The Bridge hosts Stanley Ann
Stanley Ann Dunham, Barack Obama’s mother, wasn’t just a white woman from Kansas who fell in love with a Kenyan student, nor just an anthropologist who became an American president’s mother. She wasn’t merely an idealistic young woman who became pregnant at seventeen, married at eighteen, divorced and remarried at twenty-two, though she was all those things. As revealed in Mike Kindle’s play Stanley Ann, being staged at The Bridge PAI in Charlottesville on Friday and Saturday at 8 p.m., the woman who Barack Obama credits as instilling the ideals of his career in public life, Stanley Ann Dunham led from her childhood to her death a brave and unexpected life.

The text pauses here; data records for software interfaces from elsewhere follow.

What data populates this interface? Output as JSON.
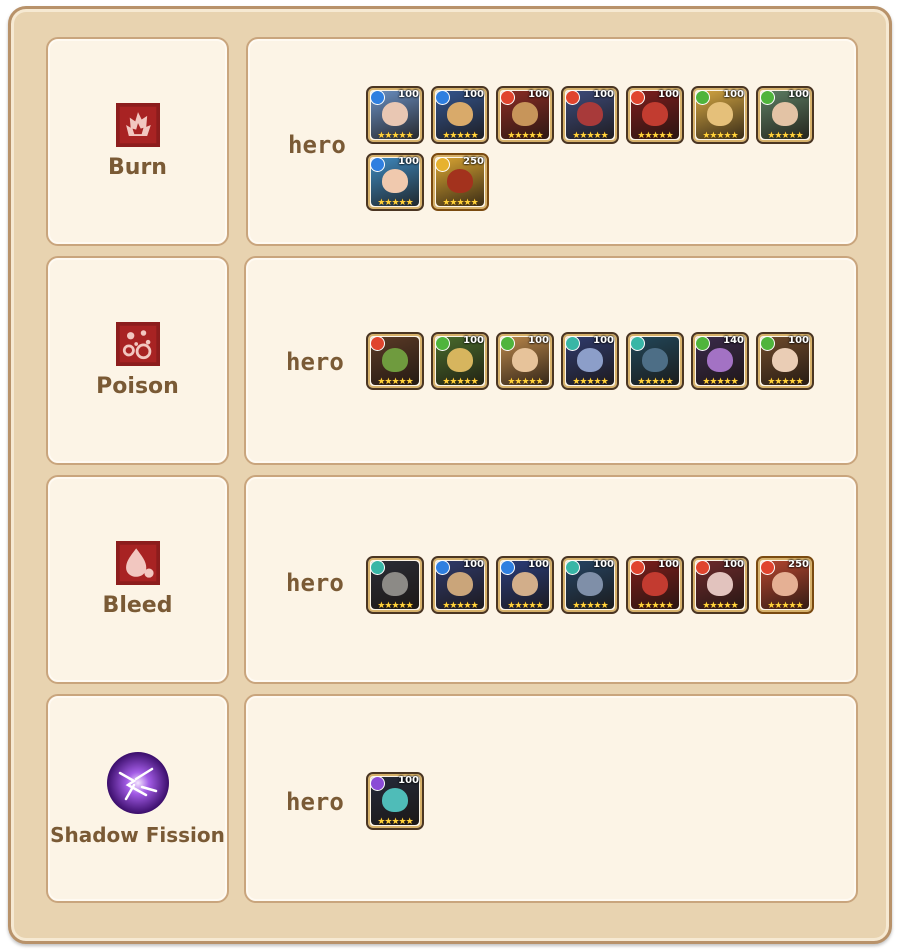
{
  "rows": [
    {
      "status": "Burn",
      "icon": "burn-icon",
      "title": "hero",
      "heroes": [
        {
          "element": "water",
          "level": "100",
          "bg": "#6a8fc2",
          "face": "#e9c7b3"
        },
        {
          "element": "water",
          "level": "100",
          "bg": "#34558e",
          "face": "#d9aa6a"
        },
        {
          "element": "fire",
          "level": "100",
          "bg": "#8b2d25",
          "face": "#c7955a"
        },
        {
          "element": "fire",
          "level": "100",
          "bg": "#3d4b7b",
          "face": "#a83a3a"
        },
        {
          "element": "fire",
          "level": "100",
          "bg": "#7d1d1d",
          "face": "#c23c30"
        },
        {
          "element": "nature",
          "level": "100",
          "bg": "#d4a642",
          "face": "#e5c07a"
        },
        {
          "element": "nature",
          "level": "100",
          "bg": "#5d7e63",
          "face": "#e3c3a5"
        },
        {
          "element": "water",
          "level": "100",
          "bg": "#3e89bf",
          "face": "#f0c9ae"
        },
        {
          "element": "light",
          "level": "250",
          "bg": "#d9a432",
          "face": "#a3321d"
        }
      ]
    },
    {
      "status": "Poison",
      "icon": "poison-icon",
      "title": "hero",
      "heroes": [
        {
          "element": "fire",
          "level": "",
          "bg": "#5b3a26",
          "face": "#6f9b3e"
        },
        {
          "element": "nature",
          "level": "100",
          "bg": "#496b2c",
          "face": "#d7b55e"
        },
        {
          "element": "nature",
          "level": "100",
          "bg": "#b9864a",
          "face": "#e7c39a"
        },
        {
          "element": "dark",
          "level": "100",
          "bg": "#2f3b6d",
          "face": "#8c9ec9"
        },
        {
          "element": "dark",
          "level": "",
          "bg": "#21475a",
          "face": "#4d6e86"
        },
        {
          "element": "nature",
          "level": "140",
          "bg": "#3a2a4b",
          "face": "#a372c4"
        },
        {
          "element": "nature",
          "level": "100",
          "bg": "#6f4a2b",
          "face": "#eacdb5"
        }
      ]
    },
    {
      "status": "Bleed",
      "icon": "bleed-icon",
      "title": "hero",
      "heroes": [
        {
          "element": "dark",
          "level": "",
          "bg": "#2b2d36",
          "face": "#8c8a86"
        },
        {
          "element": "water",
          "level": "100",
          "bg": "#2f3a6b",
          "face": "#caa57a"
        },
        {
          "element": "water",
          "level": "100",
          "bg": "#2a3d7a",
          "face": "#d2ae8a"
        },
        {
          "element": "dark",
          "level": "100",
          "bg": "#254463",
          "face": "#7f8fa8"
        },
        {
          "element": "fire",
          "level": "100",
          "bg": "#7c1e1b",
          "face": "#c33b30"
        },
        {
          "element": "fire",
          "level": "100",
          "bg": "#6e2a2c",
          "face": "#e2c3be"
        },
        {
          "element": "fire",
          "level": "250",
          "bg": "#b4462f",
          "face": "#e5b094"
        }
      ]
    },
    {
      "status": "Shadow Fission",
      "icon": "shadow-fission-icon",
      "title": "hero",
      "heroes": [
        {
          "element": "void",
          "level": "100",
          "bg": "#252a3a",
          "face": "#4fbcb8"
        }
      ]
    }
  ],
  "stars": "★★★★★",
  "element_colors": {
    "water": "#2f7fe0",
    "fire": "#e0442e",
    "nature": "#4fb43c",
    "dark": "#38b6a6",
    "light": "#e7b22f",
    "void": "#8a4bd6"
  }
}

Stanley Ann is a new play that tells the story of a woman who marries two foreigners of different races when that was still illegal in many states. She becomes the wife of corrupt civil servant in Indonesia raising two children during a brutal dictatorship. She later earns a Ph.D. in anthropology and works to empower women in Indonesia and all over the world as one of the developers of microfinance.
Directed by Boomie Pedersen of the Hamner Theater, performed by Kate Adamson at The Bridge PAI, and produced by Jennifer Jones of Big Blue Door, Stanley Ann is 70-minute one-woman show that moves rapidly through time and space from Hawaii to Seattle to Indonesia to New York. The original script by former Charlottesville resident Mike Kindle draws from Obama’s autobiographical Dreams of My Father and other sources, to take an unsparing view both of the developing world and our own, and shows how hope and hard work play out in one woman’s incredible journey.

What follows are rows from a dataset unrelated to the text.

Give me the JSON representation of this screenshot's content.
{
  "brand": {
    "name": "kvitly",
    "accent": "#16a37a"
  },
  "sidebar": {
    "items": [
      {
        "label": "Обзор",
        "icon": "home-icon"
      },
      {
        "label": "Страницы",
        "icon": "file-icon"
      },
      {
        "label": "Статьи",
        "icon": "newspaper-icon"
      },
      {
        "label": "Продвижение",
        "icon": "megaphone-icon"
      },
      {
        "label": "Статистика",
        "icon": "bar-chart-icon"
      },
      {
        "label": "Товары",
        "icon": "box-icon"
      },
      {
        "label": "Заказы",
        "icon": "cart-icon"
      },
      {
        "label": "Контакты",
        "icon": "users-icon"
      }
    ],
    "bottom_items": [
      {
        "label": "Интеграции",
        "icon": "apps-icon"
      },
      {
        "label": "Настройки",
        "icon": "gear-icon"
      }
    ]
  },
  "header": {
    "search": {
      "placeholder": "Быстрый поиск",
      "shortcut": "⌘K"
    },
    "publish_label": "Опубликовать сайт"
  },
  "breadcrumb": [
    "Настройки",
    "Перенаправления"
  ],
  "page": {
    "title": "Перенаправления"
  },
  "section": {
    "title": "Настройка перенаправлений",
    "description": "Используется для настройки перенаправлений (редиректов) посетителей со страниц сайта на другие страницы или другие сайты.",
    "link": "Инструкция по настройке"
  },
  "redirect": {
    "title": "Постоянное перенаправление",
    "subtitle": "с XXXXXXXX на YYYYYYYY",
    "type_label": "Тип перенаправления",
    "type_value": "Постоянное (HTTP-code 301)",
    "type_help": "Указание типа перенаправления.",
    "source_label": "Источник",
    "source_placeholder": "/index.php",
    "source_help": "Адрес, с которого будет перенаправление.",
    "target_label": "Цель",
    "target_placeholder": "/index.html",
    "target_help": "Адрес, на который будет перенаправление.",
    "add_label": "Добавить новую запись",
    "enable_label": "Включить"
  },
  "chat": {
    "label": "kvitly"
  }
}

Whether you like Obama as president or not, this play will make you think, feel, and wonder. (Unless you think Obama was born in Kenya in which case this play’s probably not for you.)